• Exercise details:
Please print every record below exactly as written, leaving out the pictures.

[Items from an interface collection]
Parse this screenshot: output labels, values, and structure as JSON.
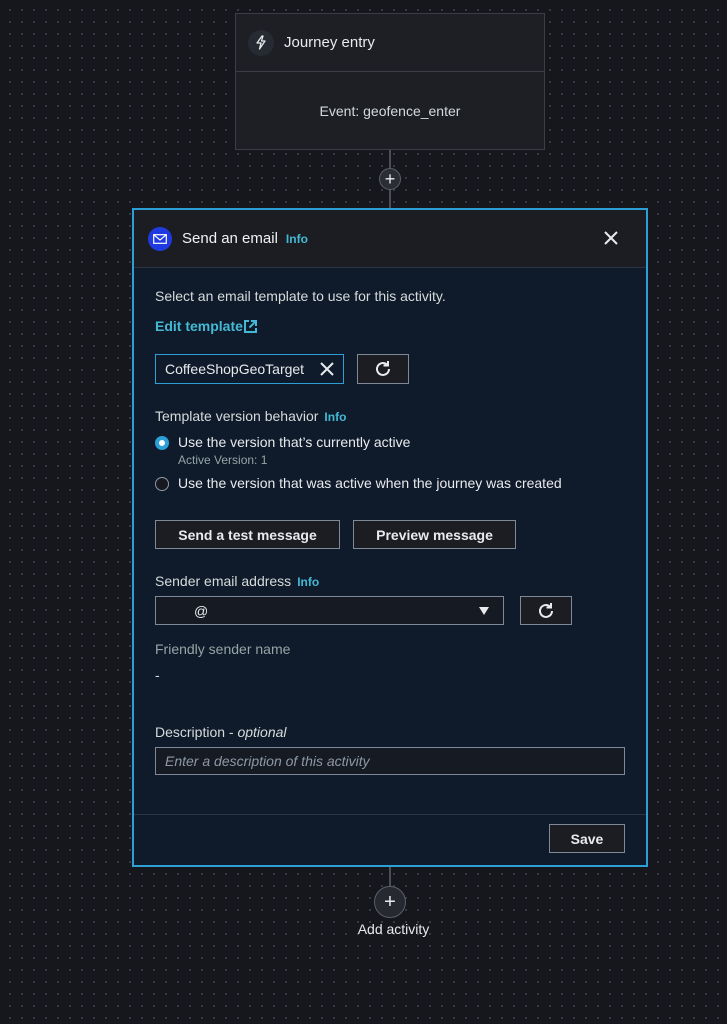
{
  "entry": {
    "icon": "lightning-icon",
    "title": "Journey entry",
    "event": "Event: geofence_enter"
  },
  "panel": {
    "icon": "mail-icon",
    "title": "Send an email",
    "info": "Info",
    "intro": "Select an email template to use for this activity.",
    "edit_template": "Edit template",
    "template_token": "CoffeeShopGeoTarget",
    "version_label": "Template version behavior",
    "version_info": "Info",
    "options": [
      {
        "label": "Use the version that’s currently active",
        "sub": "Active Version: 1",
        "selected": true
      },
      {
        "label": "Use the version that was active when the journey was created",
        "selected": false
      }
    ],
    "send_test": "Send a test message",
    "preview": "Preview message",
    "sender_label": "Sender email address",
    "sender_info": "Info",
    "sender_value": "@",
    "friendly_label": "Friendly sender name",
    "friendly_value": "-",
    "description_label": "Description - ",
    "description_optional": "optional",
    "description_placeholder": "Enter a description of this activity",
    "save": "Save"
  },
  "add_activity": "Add activity",
  "colors": {
    "accent": "#2c9fd6",
    "info_link": "#44b9d6",
    "mail_icon_bg": "#1f3be0"
  }
}
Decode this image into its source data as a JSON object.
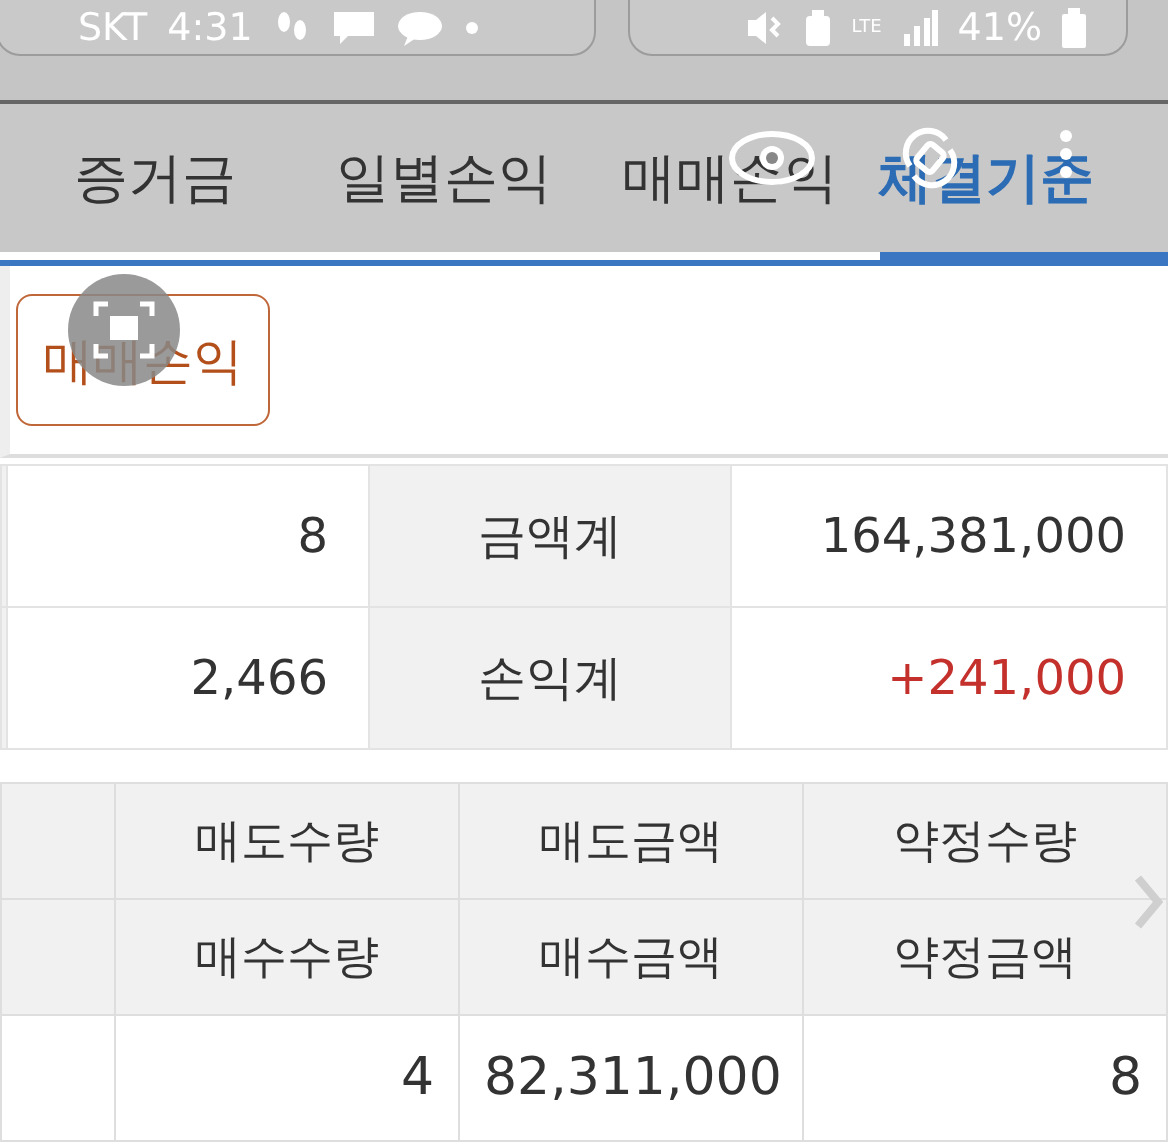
{
  "status_bar": {
    "carrier": "SKT",
    "time": "4:31",
    "network": "LTE",
    "battery": "41%"
  },
  "tabs": [
    {
      "label": "증거금",
      "selected": false
    },
    {
      "label": "일별손익",
      "selected": false
    },
    {
      "label": "매매손익",
      "selected": false
    },
    {
      "label": "체결기준",
      "selected": true
    }
  ],
  "filter_button": {
    "label": "매매손익"
  },
  "summary": {
    "rows": [
      {
        "value": "8",
        "label": "금액계",
        "total": "164,381,000",
        "kind": "plain"
      },
      {
        "value": "2,466",
        "label": "손익계",
        "total": "+241,000",
        "kind": "positive"
      }
    ]
  },
  "table": {
    "header_rows": [
      [
        "매도수량",
        "매도금액",
        "약정수량"
      ],
      [
        "매수수량",
        "매수금액",
        "약정금액"
      ]
    ],
    "rows": [
      [
        "4",
        "82,311,000",
        "8"
      ]
    ]
  }
}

• Reply to the task:
Parse this screenshot: output labels, values, and structure as JSON.
{
  "entry": {
    "icon": "lightning-icon",
    "title": "Journey entry",
    "event": "Event: geofence_enter"
  },
  "panel": {
    "icon": "mail-icon",
    "title": "Send an email",
    "info": "Info",
    "intro": "Select an email template to use for this activity.",
    "edit_template": "Edit template",
    "template_token": "CoffeeShopGeoTarget",
    "version_label": "Template version behavior",
    "version_info": "Info",
    "options": [
      {
        "label": "Use the version that’s currently active",
        "sub": "Active Version: 1",
        "selected": true
      },
      {
        "label": "Use the version that was active when the journey was created",
        "selected": false
      }
    ],
    "send_test": "Send a test message",
    "preview": "Preview message",
    "sender_label": "Sender email address",
    "sender_info": "Info",
    "sender_value": "@",
    "friendly_label": "Friendly sender name",
    "friendly_value": "-",
    "description_label": "Description - ",
    "description_optional": "optional",
    "description_placeholder": "Enter a description of this activity",
    "save": "Save"
  },
  "add_activity": "Add activity",
  "colors": {
    "accent": "#2c9fd6",
    "info_link": "#44b9d6",
    "mail_icon_bg": "#1f3be0"
  }
}
Decode this image into its source data as a JSON object.
{
  "status_bar": {
    "carrier": "SKT",
    "time": "4:31",
    "network": "LTE",
    "battery": "41%"
  },
  "tabs": [
    {
      "label": "증거금",
      "selected": false
    },
    {
      "label": "일별손익",
      "selected": false
    },
    {
      "label": "매매손익",
      "selected": false
    },
    {
      "label": "체결기준",
      "selected": true
    }
  ],
  "filter_button": {
    "label": "매매손익"
  },
  "summary": {
    "rows": [
      {
        "value": "8",
        "label": "금액계",
        "total": "164,381,000",
        "kind": "plain"
      },
      {
        "value": "2,466",
        "label": "손익계",
        "total": "+241,000",
        "kind": "positive"
      }
    ]
  },
  "table": {
    "header_rows": [
      [
        "매도수량",
        "매도금액",
        "약정수량"
      ],
      [
        "매수수량",
        "매수금액",
        "약정금액"
      ]
    ],
    "rows": [
      [
        "4",
        "82,311,000",
        "8"
      ]
    ]
  }
}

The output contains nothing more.